What you need to do: From the entries below, copy every line that holds the word "meta".

[Excerpts from an interface dataset]
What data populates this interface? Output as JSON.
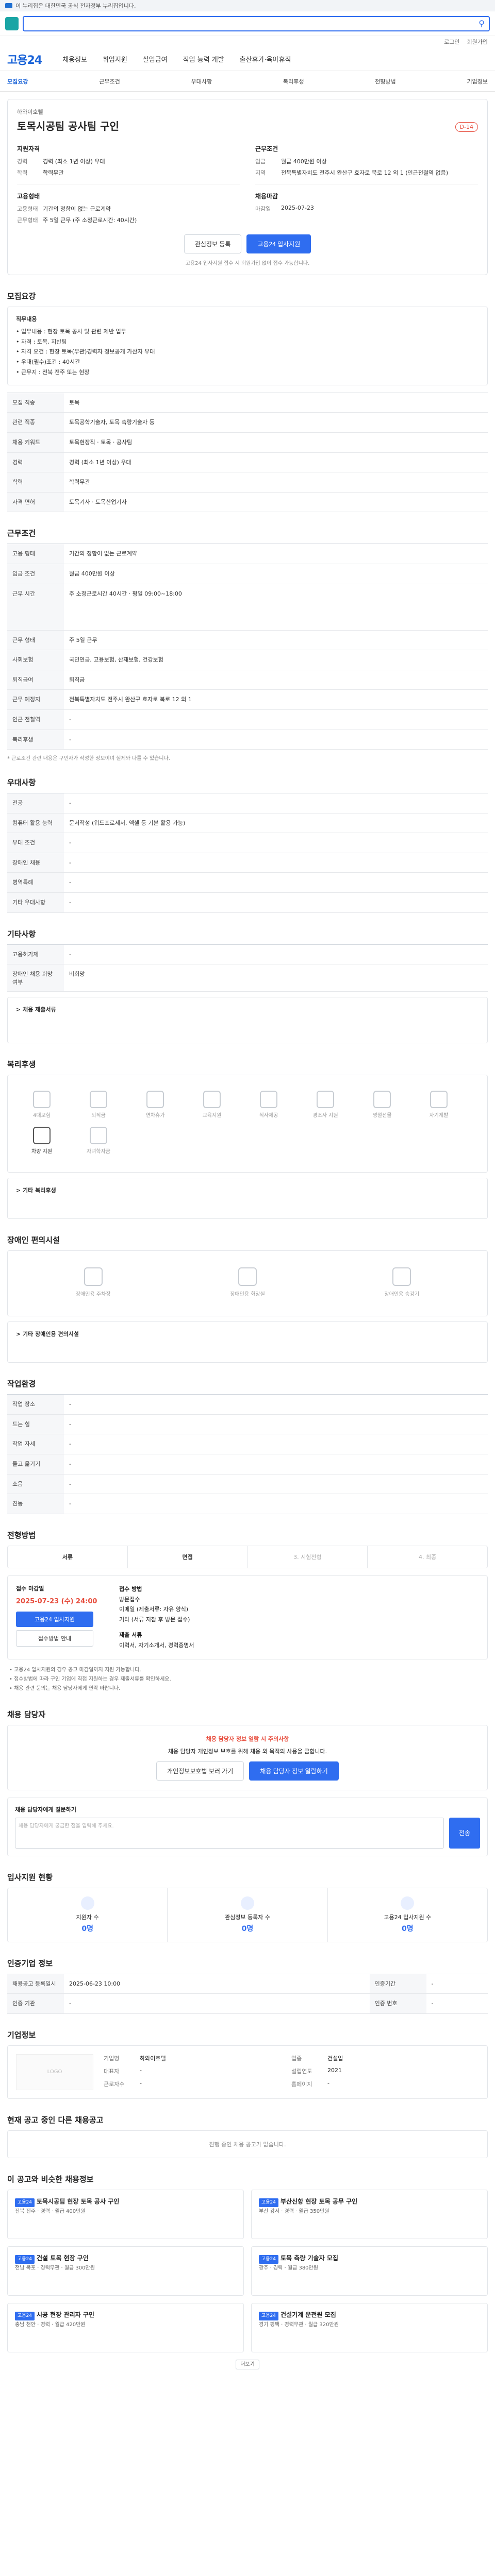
{
  "topbar": {
    "text": "이 누리집은 대한민국 공식 전자정부 누리집입니다."
  },
  "util": {
    "links": [
      "로그인",
      "회원가입"
    ]
  },
  "gnb": {
    "brand": "고용24",
    "items": [
      "채용정보",
      "취업지원",
      "실업급여",
      "직업 능력 개발",
      "출산휴가·육아휴직"
    ]
  },
  "subtabs": [
    "모집요강",
    "근무조건",
    "우대사항",
    "복리후생",
    "전형방법",
    "기업정보"
  ],
  "header": {
    "company": "하와이호텔",
    "title": "토목시공팀 공사팀 구인",
    "dday": "D-14",
    "left_title": "지원자격",
    "left_kv": [
      {
        "k": "경력",
        "v": "경력 (최소 1년 이상) 우대"
      },
      {
        "k": "학력",
        "v": "학력무관"
      }
    ],
    "left_title2": "고용형태",
    "left_kv2": [
      {
        "k": "고용형태",
        "v": "기간의 정함이 없는 근로계약"
      },
      {
        "k": "근무형태",
        "v": "주 5일 근무 (주 소정근로시간: 40시간)"
      }
    ],
    "right_title": "근무조건",
    "right_kv": [
      {
        "k": "임금",
        "v": "월급 400만원 이상"
      },
      {
        "k": "지역",
        "v": "전북특별자치도 전주시 완산구 효자로 북로 12 외 1 (인근전철역 없음)"
      }
    ],
    "right_title2": "채용마감",
    "right_kv2": [
      {
        "k": "마감일",
        "v": "2025-07-23"
      }
    ],
    "btn_scrap": "관심정보 등록",
    "btn_apply": "고용24 입사지원",
    "note": "고용24 입사지원 접수 시 회원가입 없이 접수 가능합니다."
  },
  "recruit": {
    "heading": "모집요강",
    "box_title": "직무내용",
    "lines": [
      "• 업무내용 : 현장 토목 공사 및 관련 제반 업무",
      "• 자격 : 토목, 지반팀",
      "• 자격 요건 : 현장 토목(무관)경력자 정보공개 가산자 우대",
      "• 우대(필수)조건 : 40시간",
      "• 근무지 : 전북 전주 또는 현장"
    ],
    "rows": [
      {
        "k": "모집 직종",
        "v": "토목"
      },
      {
        "k": "관련 직종",
        "v": "토목공학기술자, 토목 측량기술자 등"
      },
      {
        "k": "채용 키워드",
        "v": "토목현장직 · 토목 · 공사팀"
      },
      {
        "k": "경력",
        "v": "경력 (최소 1년 이상) 우대"
      },
      {
        "k": "학력",
        "v": "학력무관"
      },
      {
        "k": "자격 면허",
        "v": "토목기사 · 토목산업기사"
      }
    ]
  },
  "work": {
    "heading": "근무조건",
    "rows": [
      {
        "k": "고용 형태",
        "v": "기간의 정함이 없는 근로계약"
      },
      {
        "k": "임금 조건",
        "v": "월급 400만원 이상"
      },
      {
        "k": "근무 시간",
        "v": "주 소정근로시간 40시간 · 평일 09:00~18:00"
      },
      {
        "k": "근무 형태",
        "v": "주 5일 근무"
      },
      {
        "k": "사회보험",
        "v": "국민연금, 고용보험, 산재보험, 건강보험"
      },
      {
        "k": "퇴직급여",
        "v": "퇴직금"
      },
      {
        "k": "근무 예정지",
        "v": "전북특별자치도 전주시 완산구 효자로 북로 12 외 1"
      },
      {
        "k": "인근 전철역",
        "v": "-"
      },
      {
        "k": "복리후생",
        "v": "-"
      }
    ],
    "note": "* 근로조건 관련 내용은 구인자가 작성한 정보이며 실제와 다를 수 있습니다."
  },
  "pref": {
    "heading": "우대사항",
    "rows": [
      {
        "k": "전공",
        "v": "-"
      },
      {
        "k": "컴퓨터 활용 능력",
        "v": "문서작성 (워드프로세서, 엑셀 등 기본 활용 가능)"
      },
      {
        "k": "우대 조건",
        "v": "-"
      },
      {
        "k": "장애인 채용",
        "v": "-"
      },
      {
        "k": "병역특례",
        "v": "-"
      },
      {
        "k": "기타 우대사항",
        "v": "-"
      }
    ]
  },
  "other": {
    "heading": "기타사항",
    "rows": [
      {
        "k": "고용허가제",
        "v": "-"
      },
      {
        "k": "장애인 채용 희망 여부",
        "v": "비희망"
      }
    ],
    "sub": "> 채용 제출서류"
  },
  "welfare": {
    "heading": "복리후생",
    "items": [
      "4대보험",
      "퇴직금",
      "연차휴가",
      "교육지원",
      "식사제공",
      "경조사 지원",
      "명절선물",
      "자기계발",
      "차량 지원",
      "자녀학자금"
    ],
    "active_index": 8,
    "sub": "> 기타 복리후생"
  },
  "disab": {
    "heading": "장애인 편의시설",
    "items": [
      "장애인용 주차장",
      "장애인용 화장실",
      "장애인용 승강기"
    ],
    "sub": "> 기타 장애인용 편의시설"
  },
  "worksite": {
    "heading": "작업환경",
    "rows": [
      {
        "k": "작업 장소",
        "v": "-"
      },
      {
        "k": "드는 힘",
        "v": "-"
      },
      {
        "k": "작업 자세",
        "v": "-"
      },
      {
        "k": "들고 옮기기",
        "v": "-"
      },
      {
        "k": "소음",
        "v": "-"
      },
      {
        "k": "진동",
        "v": "-"
      }
    ]
  },
  "process": {
    "heading": "전형방법",
    "steps": [
      "서류",
      "면접",
      "3. 시험전형",
      "4. 최종"
    ],
    "active": [
      0,
      1
    ],
    "apply_title": "접수 마감일",
    "apply_date": "2025-07-23 (수) 24:00",
    "apply_btn": "고용24 입사지원",
    "apply_btn2": "접수방법 안내",
    "right_title": "접수 방법",
    "right_lines": [
      "방문접수",
      "이메일 (제출서류: 자유 양식)",
      "기타 (서류 지참 후 방문 접수)"
    ],
    "right_title2": "제출 서류",
    "right_lines2": [
      "이력서, 자기소개서, 경력증명서"
    ],
    "bullets": [
      "• 고용24 입사지원의 경우 공고 마감일까지 지원 가능합니다.",
      "• 접수방법에 따라 구인 기업에 직접 지원하는 경우 제출서류를 확인하세요.",
      "• 채용 관련 문의는 채용 담당자에게 연락 바랍니다."
    ]
  },
  "contact": {
    "heading": "채용 담당자",
    "warn_red": "채용 담당자 정보 열람 시 주의사항",
    "warn_text": "채용 담당자 개인정보 보호를 위해 채용 외 목적의 사용을 금합니다.",
    "btn1": "개인정보보호법 보러 가기",
    "btn2": "채용 담당자 정보 열람하기",
    "inq_title": "채용 담당자에게 질문하기",
    "inq_placeholder": "채용 담당자에게 궁금한 점을 입력해 주세요.",
    "inq_btn": "전송"
  },
  "status": {
    "heading": "입사지원 현황",
    "cols": [
      {
        "label": "지원자 수",
        "n": "0명"
      },
      {
        "label": "관심정보 등록자 수",
        "n": "0명"
      },
      {
        "label": "고용24 입사지원 수",
        "n": "0명"
      }
    ]
  },
  "cert": {
    "heading": "인증기업 정보",
    "rows": [
      {
        "k": "채용공고 등록일시",
        "v": "2025-06-23 10:00"
      },
      {
        "k": "인증기간",
        "v": "-"
      },
      {
        "k": "인증 기관",
        "v": "-"
      },
      {
        "k": "인증 번호",
        "v": "-"
      }
    ]
  },
  "corp": {
    "heading": "기업정보",
    "logo": "LOGO",
    "grid": [
      {
        "k": "기업명",
        "v": "하와이호텔"
      },
      {
        "k": "업종",
        "v": "건설업"
      },
      {
        "k": "대표자",
        "v": "-"
      },
      {
        "k": "설립연도",
        "v": "2021"
      },
      {
        "k": "근로자수",
        "v": "-"
      },
      {
        "k": "홈페이지",
        "v": "-"
      }
    ]
  },
  "same": {
    "heading": "현재 공고 중인 다른 채용공고",
    "empty": "진행 중인 채용 공고가 없습니다."
  },
  "similar": {
    "heading": "이 공고와 비슷한 채용정보",
    "cards": [
      {
        "badge": "고용24",
        "ttl": "토목시공팀 현장 토목 공사 구인",
        "meta": "전북 전주 · 경력 · 월급 400만원"
      },
      {
        "badge": "고용24",
        "ttl": "부산신항 현장 토목 공무 구인",
        "meta": "부산 강서 · 경력 · 월급 350만원"
      },
      {
        "badge": "고용24",
        "ttl": "건설 토목 현장 구인",
        "meta": "전남 목포 · 경력무관 · 월급 300만원"
      },
      {
        "badge": "고용24",
        "ttl": "토목 측량 기술자 모집",
        "meta": "광주 · 경력 · 월급 380만원"
      },
      {
        "badge": "고용24",
        "ttl": "시공 현장 관리자 구인",
        "meta": "충남 천안 · 경력 · 월급 420만원"
      },
      {
        "badge": "고용24",
        "ttl": "건설기계 운전원 모집",
        "meta": "경기 평택 · 경력무관 · 월급 320만원"
      }
    ],
    "more": "더보기"
  },
  "colors": {
    "primary": "#2f6df0",
    "danger": "#e74c3c"
  }
}
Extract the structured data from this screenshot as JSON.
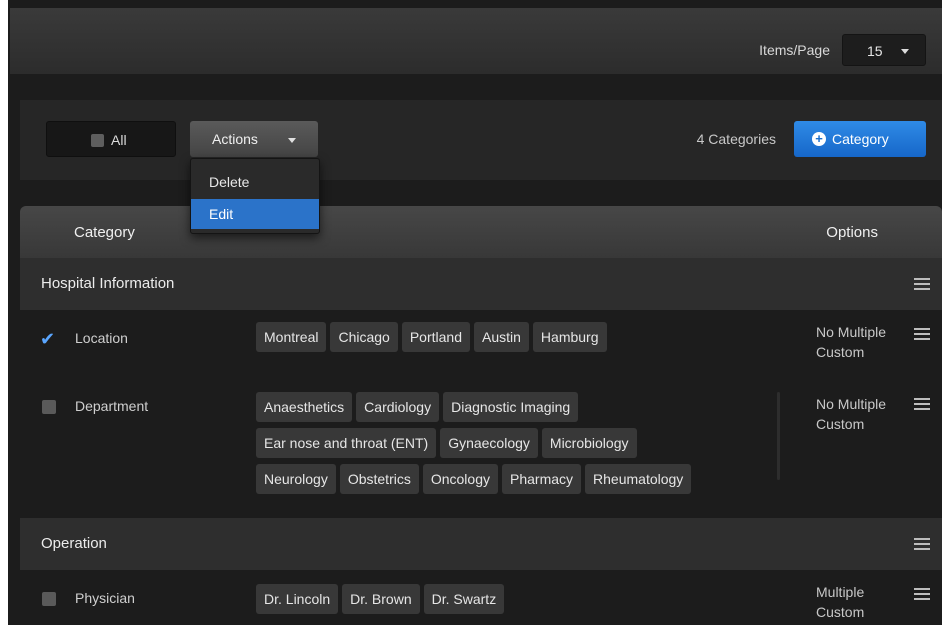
{
  "header": {
    "items_per_page_label": "Items/Page",
    "items_per_page_value": "15"
  },
  "toolbar": {
    "all_label": "All",
    "actions_label": "Actions",
    "category_count": "4 Categories",
    "add_category_label": "Category"
  },
  "actions_menu": {
    "items": [
      "Delete",
      "Edit"
    ],
    "highlighted": "Edit"
  },
  "table": {
    "columns": {
      "category": "Category",
      "options": "Options"
    },
    "groups": [
      {
        "title": "Hospital Information",
        "rows": [
          {
            "name": "Location",
            "checked": true,
            "tags": [
              "Montreal",
              "Chicago",
              "Portland",
              "Austin",
              "Hamburg"
            ],
            "options": [
              "No Multiple",
              "Custom"
            ]
          },
          {
            "name": "Department",
            "checked": false,
            "tags": [
              "Anaesthetics",
              "Cardiology",
              "Diagnostic Imaging",
              "Ear nose and throat (ENT)",
              "Gynaecology",
              "Microbiology",
              "Neurology",
              "Obstetrics",
              "Oncology",
              "Pharmacy",
              "Rheumatology"
            ],
            "options": [
              "No Multiple",
              "Custom"
            ]
          }
        ]
      },
      {
        "title": "Operation",
        "rows": [
          {
            "name": "Physician",
            "checked": false,
            "tags": [
              "Dr. Lincoln",
              "Dr. Brown",
              "Dr. Swartz"
            ],
            "options": [
              "Multiple",
              "Custom"
            ]
          }
        ]
      }
    ]
  },
  "colors": {
    "accent": "#2b73c9",
    "background": "#1c1c1c",
    "tag": "#383838"
  }
}
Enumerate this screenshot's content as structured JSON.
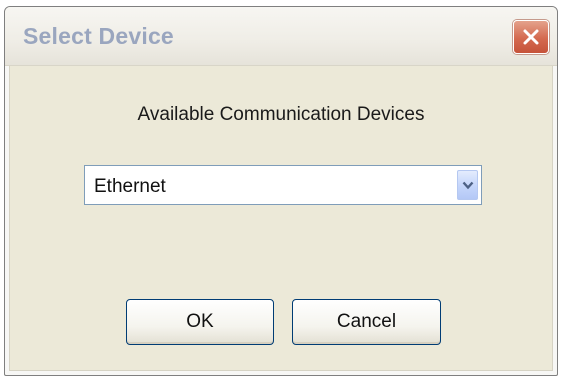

Your solution:
        "meta": "전북 전주 · 경력 · 월급 400만원"
        "meta": "부산 강서 · 경력 · 월급 350만원"
        "meta": "전남 목포 · 경력무관 · 월급 300만원"
        "meta": "광주 · 경력 · 월급 380만원"
        "meta": "충남 천안 · 경력 · 월급 420만원"
        "meta": "경기 평택 · 경력무관 · 월급 320만원"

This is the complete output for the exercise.